The director’s role has without a doubt become more onerous amidst the Covid 19 pandemic. However, the Companies Act makes provision for operating in a virtual world, which includes, inter alia:
A signature or an initial on a document may be made by or on behalf of a person by the use of an electronic signature or an advanced electronic signature
Proxy forms, annual financial statements, prospectuses, and annual reports may be lawfully created, signed, retained, and sent electronically
Meetings of shareholders and directors respectively may be conducted entirely by electronic communication.
The definition of “present at a meeting” includes a “virtual presence” or representation by electronic proxy
Directors and officers are required to be cognisant of corporate legislation pertaining to their office and have a duty to ensure that the company complies with all other applicable laws, industry, or sector specific legislation.
Directors are required to ensure that managers and employees are aware of the legislation, and that all within the company are committed to act honestly, with integrity, and a high level of competence and knowledge. Adherence to nonbinding rules, codes and standards of good corporate governance is considered to be key to the effective management and control
of a company.
Should you require advice in this regard please do not hesitate to contact us for professional assistance.
Interim Dispute Process and Dispute Resolution for PAYE penalties
Penalties for late filing of Pay As You Earn (PAYE) returns was introduced this year. SARS is in the process of enhancing their Dispute Resolution process to allow for this penalty to be disputed separately from a PAYE late payment penalty.
To use the interim process to submit a Request for Remission, Notice of Objection or Notice of Appeal, please follow these steps:
Step 1: Check on eFiling that the penalty amount for which you wish to request remission, object, or appeal against is blocked and cannot be submitted. If eFiling blocks you then proceed to Step 2.
Step 2: Type or write a Request for Remission, and make sure that you include the reason for your request as well as the PAYE reconciliation period or transaction numbers of the penalties incurred or the EMP201 periods. Before you do all of this, please visit the Request for Remission of Administrative Non-compliance penalty webpageto understand the legislative requirements.
Step 3: If you already submitted a Request for Remission but you remain aggrieved by the outcome then use the ADR1 form in the case of an objection. If you already objected and the objection was dismissed, and you wish to appeal, then use the ADR2 form. The ADR1 and ADR2 forms can be downloaded here https://www.sars.gov.za/find-a-form/.

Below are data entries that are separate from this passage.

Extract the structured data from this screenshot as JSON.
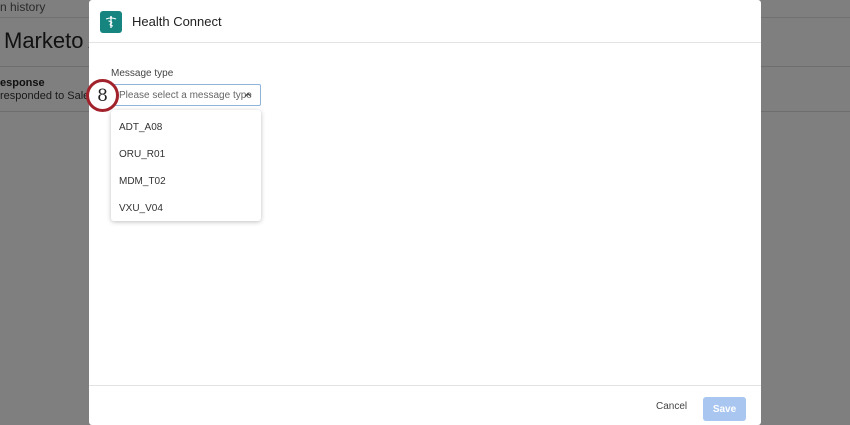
{
  "background": {
    "history_link": "n history",
    "page_title": "Marketo Act",
    "response_label": "esponse",
    "response_text": "responded to Salesfo"
  },
  "modal": {
    "title": "Health Connect",
    "icon": "caduceus-icon",
    "accent_color": "#16847f",
    "field": {
      "label": "Message type",
      "placeholder": "Please select a message type"
    },
    "options": [
      "ADT_A08",
      "ORU_R01",
      "MDM_T02",
      "VXU_V04"
    ],
    "footer": {
      "cancel_label": "Cancel",
      "save_label": "Save"
    }
  },
  "step_badge": {
    "number": "8",
    "color": "#a2222c"
  }
}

Step 4: Submit your Request for Remission, ADR1 or ADR2 to mailto: firstname.lastname@example.org or email@example.com. You will receive a case number, which must be used in any future correspondence with SARS relating to this matter.

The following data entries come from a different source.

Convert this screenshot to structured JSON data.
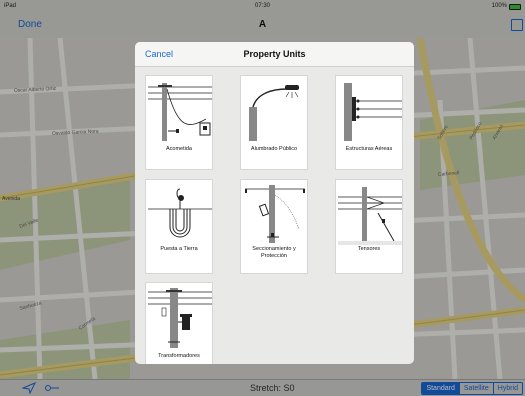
{
  "status_bar": {
    "device": "iPad",
    "time": "07:30",
    "battery": "100%"
  },
  "nav": {
    "done_label": "Done",
    "title": "A"
  },
  "map_labels": {
    "street_1": "Oscar Alberto Ortiz",
    "street_2": "Osvaldo Garcia Nora",
    "street_3": "Soltero",
    "street_4": "Pedrisco",
    "street_5": "Alvarez",
    "street_6": "Carbonell",
    "left_edge": "Avenida",
    "left_edge_2": "Del Valle",
    "bottom_left": "Sanhueza",
    "bottom_mid": "Carmela"
  },
  "modal": {
    "cancel_label": "Cancel",
    "title": "Property Units",
    "items": [
      {
        "label": "Acometida",
        "icon": "service-drop-icon"
      },
      {
        "label": "Alumbrado Público",
        "icon": "street-light-icon"
      },
      {
        "label": "Estructuras Aéreas",
        "icon": "aerial-structure-icon"
      },
      {
        "label": "Puesta a Tierra",
        "icon": "grounding-icon"
      },
      {
        "label": "Seccionamiento y Protección",
        "icon": "switch-protection-icon"
      },
      {
        "label": "Tensores",
        "icon": "guy-wire-icon"
      },
      {
        "label": "Transformadores",
        "icon": "transformer-icon"
      }
    ]
  },
  "toolbar": {
    "stretch_text": "Stretch: S0",
    "map_types": [
      "Standard",
      "Satellite",
      "Hybrid"
    ],
    "selected_map_type": "Standard"
  },
  "colors": {
    "accent": "#1a67d6",
    "road_yellow": "#e7d685",
    "map_bg": "#eceae4",
    "park_green": "#cfdcb6"
  }
}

Step 5: Once SARS has considered the request for remission, objection or appeal, SARS will notify you by way of a letter addressed to your preferred channel of communication.

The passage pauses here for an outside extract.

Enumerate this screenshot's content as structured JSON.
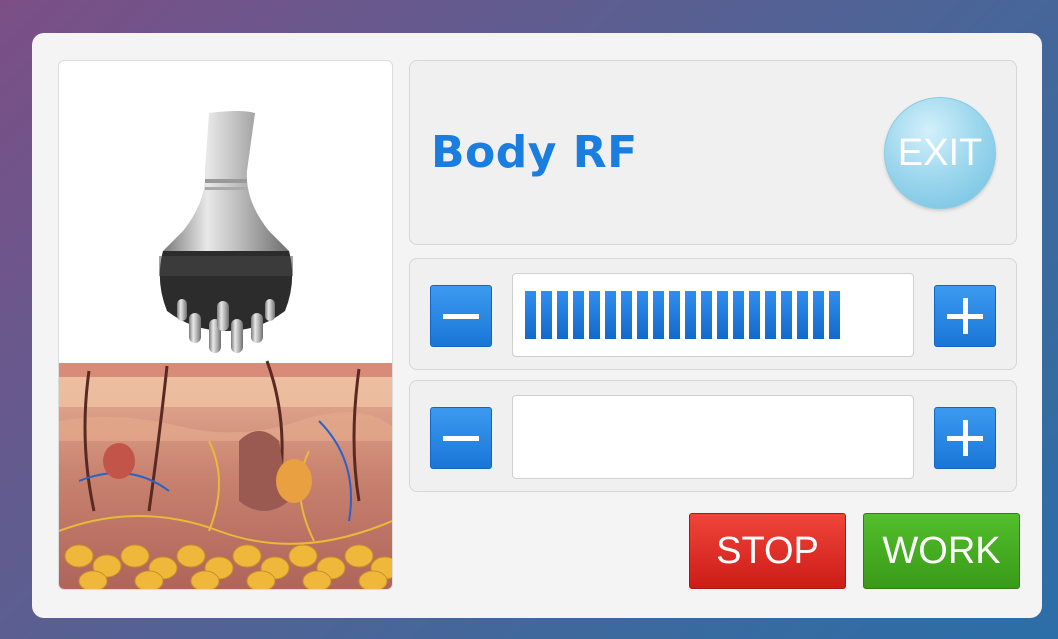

Should you require professional assistance in this regard please do not hesitate to contact our offices.
The technical storage or access is strictly necessary for the legitimate purpose of enabling the use of a specific service explicitly requested by the subscriber or user, or for the sole purpose of carrying out the transmission of a communication over an electronic communications network.
The technical storage or access is necessary for the legitimate purpose of storing preferences that are not requested by the subscriber or user.
The technical storage or access that is used exclusively for statistical purposes.The technical storage or access that is used exclusively for anonymous statistical purposes. Without a subpoena, voluntary compliance on the part of your Internet Service Provider, or additional records from a third party, information stored or retrieved for this purpose alone cannot usually be used to identify you.
The technical storage or access is required to create user profiles to send advertising, or to track the user on a website or across several websites for similar marketing purposes.